In the all-new EPISODE INTERmission of Final Fantasy VII Remake, Yuffie Kisaragi—a self-described “materia hunter and elite special forces operative for the new Wutai government”—arrives alone in the sprawling city of Midgar. Before she begins her special mission, however, she is joined by Sonon Kusakabe, a fellow ninja from Wutai.
Although Sonon is older than Yuffie, he lets her take the lead on their mission. In his own words, “I’ve got a few years on you . . . but out of us two, you’ve done this longer.” Even though Sonon seems stronger and wiser, he chooses a support role so he can help and serve Yuffie. His decision likely has roots in memories of his younger sister, Melphie, whose death was caused by Shinra, the corrupt yet powerful corporation that conquered Wutai.
The more I saw of Sonon’s humility while playing EPISODE INTERmission, the more I was reminded of the way Christians are instructed to treat one another in Philippians 2: “Rather, in humility value others above yourselves, not looking to your own interests but each of you to the interests of the others.” Many people would balk at calling a teenager like Yuffie “boss,” as Sonon chooses to. But Sonon’s words and actions demonstrate his deference and brotherly love for the younger ninja. While on a crowded train, Sonon even uses his own body as a shield to create some space for a motion-sick Yuffie.
Sonon also supports Yuffie in battle; in fact, his combat animation illustrates his humble care for his friend. Sonon is not a playable character; instead, he is equipped with abilities designed to heal Yuffie, draw an enemy’s attention away from her, and even “synergize” with her to perform more powerful, coordinated attacks. At times, Sonon catches Yuffie if she gets knocked backward by an enemy.

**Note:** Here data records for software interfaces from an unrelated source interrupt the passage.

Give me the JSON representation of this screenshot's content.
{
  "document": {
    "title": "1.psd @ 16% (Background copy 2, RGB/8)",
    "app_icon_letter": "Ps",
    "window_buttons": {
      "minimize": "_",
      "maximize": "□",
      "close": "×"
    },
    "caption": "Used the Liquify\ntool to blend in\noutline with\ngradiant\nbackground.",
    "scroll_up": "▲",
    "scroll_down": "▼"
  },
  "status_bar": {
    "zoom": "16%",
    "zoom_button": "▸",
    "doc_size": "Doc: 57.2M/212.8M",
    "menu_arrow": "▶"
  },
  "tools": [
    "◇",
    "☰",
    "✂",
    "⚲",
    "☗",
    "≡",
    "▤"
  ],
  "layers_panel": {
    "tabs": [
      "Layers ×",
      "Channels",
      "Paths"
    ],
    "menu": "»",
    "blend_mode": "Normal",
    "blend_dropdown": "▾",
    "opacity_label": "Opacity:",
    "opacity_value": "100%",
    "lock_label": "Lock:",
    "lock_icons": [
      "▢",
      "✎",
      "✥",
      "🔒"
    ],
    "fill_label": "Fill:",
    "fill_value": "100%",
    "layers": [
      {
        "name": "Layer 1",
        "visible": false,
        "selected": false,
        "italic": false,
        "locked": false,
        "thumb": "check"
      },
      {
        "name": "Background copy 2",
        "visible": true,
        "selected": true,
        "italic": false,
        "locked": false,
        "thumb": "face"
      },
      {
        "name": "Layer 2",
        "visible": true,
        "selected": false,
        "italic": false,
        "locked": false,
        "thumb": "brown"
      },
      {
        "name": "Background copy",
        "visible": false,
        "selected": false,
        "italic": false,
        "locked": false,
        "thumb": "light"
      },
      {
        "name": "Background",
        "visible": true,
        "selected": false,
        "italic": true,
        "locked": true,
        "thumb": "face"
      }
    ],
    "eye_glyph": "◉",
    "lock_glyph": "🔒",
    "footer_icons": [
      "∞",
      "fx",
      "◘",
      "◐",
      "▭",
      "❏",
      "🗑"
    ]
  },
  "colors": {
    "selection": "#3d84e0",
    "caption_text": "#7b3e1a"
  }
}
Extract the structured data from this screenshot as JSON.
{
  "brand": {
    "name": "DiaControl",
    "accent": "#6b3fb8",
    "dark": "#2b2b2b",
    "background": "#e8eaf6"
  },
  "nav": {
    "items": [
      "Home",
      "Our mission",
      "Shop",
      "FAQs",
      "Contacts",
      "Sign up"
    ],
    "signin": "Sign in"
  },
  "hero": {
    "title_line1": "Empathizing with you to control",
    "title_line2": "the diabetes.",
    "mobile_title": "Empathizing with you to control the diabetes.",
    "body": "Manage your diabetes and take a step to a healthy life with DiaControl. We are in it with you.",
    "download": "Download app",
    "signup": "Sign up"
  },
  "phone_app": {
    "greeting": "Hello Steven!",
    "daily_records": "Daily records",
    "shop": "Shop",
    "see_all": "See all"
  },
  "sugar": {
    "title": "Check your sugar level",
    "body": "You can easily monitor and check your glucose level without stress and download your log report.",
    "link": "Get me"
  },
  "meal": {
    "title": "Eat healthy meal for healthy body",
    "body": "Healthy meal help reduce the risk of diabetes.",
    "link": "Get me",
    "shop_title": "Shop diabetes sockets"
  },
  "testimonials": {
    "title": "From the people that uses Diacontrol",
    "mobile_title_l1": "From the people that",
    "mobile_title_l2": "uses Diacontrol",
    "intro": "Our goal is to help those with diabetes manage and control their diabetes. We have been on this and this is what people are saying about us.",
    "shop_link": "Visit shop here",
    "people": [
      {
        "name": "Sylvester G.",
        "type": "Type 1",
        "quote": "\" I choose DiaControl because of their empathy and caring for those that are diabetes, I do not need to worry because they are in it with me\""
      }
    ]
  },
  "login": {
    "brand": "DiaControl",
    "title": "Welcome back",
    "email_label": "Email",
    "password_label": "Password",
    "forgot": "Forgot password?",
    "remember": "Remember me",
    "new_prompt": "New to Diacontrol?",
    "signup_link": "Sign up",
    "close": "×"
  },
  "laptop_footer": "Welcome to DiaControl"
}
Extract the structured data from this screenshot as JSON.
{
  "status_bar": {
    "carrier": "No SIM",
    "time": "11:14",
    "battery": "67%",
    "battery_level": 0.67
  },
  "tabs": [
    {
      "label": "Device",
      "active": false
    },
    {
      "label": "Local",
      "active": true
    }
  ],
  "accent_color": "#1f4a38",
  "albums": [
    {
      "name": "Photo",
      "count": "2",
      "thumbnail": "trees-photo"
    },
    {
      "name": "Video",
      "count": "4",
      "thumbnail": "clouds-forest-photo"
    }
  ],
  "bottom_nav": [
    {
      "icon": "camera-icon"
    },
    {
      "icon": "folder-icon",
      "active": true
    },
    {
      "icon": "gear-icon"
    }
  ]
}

The player, as Yuffie, has a chance to experience Sonon’s brotherly love through the unique gameplay animation and combat mechanics. In many other games, non-player characters only assist in dealing damage to enemies, but Sonon also actively looks out for Yuffie. His role as her guardian is perfectly visualized in the animation for his “Dance of the Dragon” special attack (called a “limit break”). This attack incorporates imagery of Leviathan, a FFVII Remake summon that is referred to as “Wutai’s guardian deity” in the game Crisis Core: Final Fantasy VII. Just as summons lend powerful assistance to players in battle, Sonon acts as Yuffie’s powerful ally.
Sonon's combat animation illustrates his humble care for his friend.
The way that Sonon humbly supports Yuffie illustrates how brothers and sisters in Christ should treat each other: considering each other’s needs first and taking the initiative to support one another. As Paul wrote to the Galatian church, “Carry each other’s burdens, and in this way you will fulfill the law of Christ.”
Moreover, Jesus told his disciples, “‘My command is this: Love each other as I have loved you.’” Sonon’s character demonstrates the kind of sacrificial love that Christ showed for the world. In combat scenarios, Sonon has a special ability that he uses if Yuffie’s health drops to zero. This ability is titled “Self-Sacrifice” and involves Sonon willingly taking death upon himself in order to bring Yuffie back to life. In the world of Final Fantasy VII Remake, the item used to “raise” a character who has died in battle is called “Phoenix Down,” usually depicted as golden feathers. When Sonon uses Self-Sacrifice, black feathers surround him as he dies, then golden feathers float down onto Yuffie as she is brought back to life. Only by his death is her resurrection made possible.
Jesus demonstrated this same kind of love for us on the cross. Because of his sacrifice, we can be freed from sin and raised to new life: “But because of his great love for us, God, who is rich in mercy, made us alive with Christ even when we were dead in transgressions—it is by grace you have been saved.” Just as Sonon’s death becomes Phoenix Down for Yuffie, the death of Jesus opened a way for us to have new life. And not only did Christ sacrifice himself on the cross, but he continually gives his life to his people by the indwelling of the Holy Spirit.
EPISODE: INTERmission includes numerous story threads from the game Dirge of Cerberus: Final Fantasy VII. In that game, the character Vincent Valentine explains, “When a person has someone they care about that much, giving their life is sometimes the least they can do.” In the words of Jesus Christ, “‘Greater love has no one than this: to lay down one’s life for one’s friends.’” Playing EPISODE INTERmission gave me a visual experience of the ultimate ideal of Christian love, because the game demonstrates the kind of love with which Christ loves us.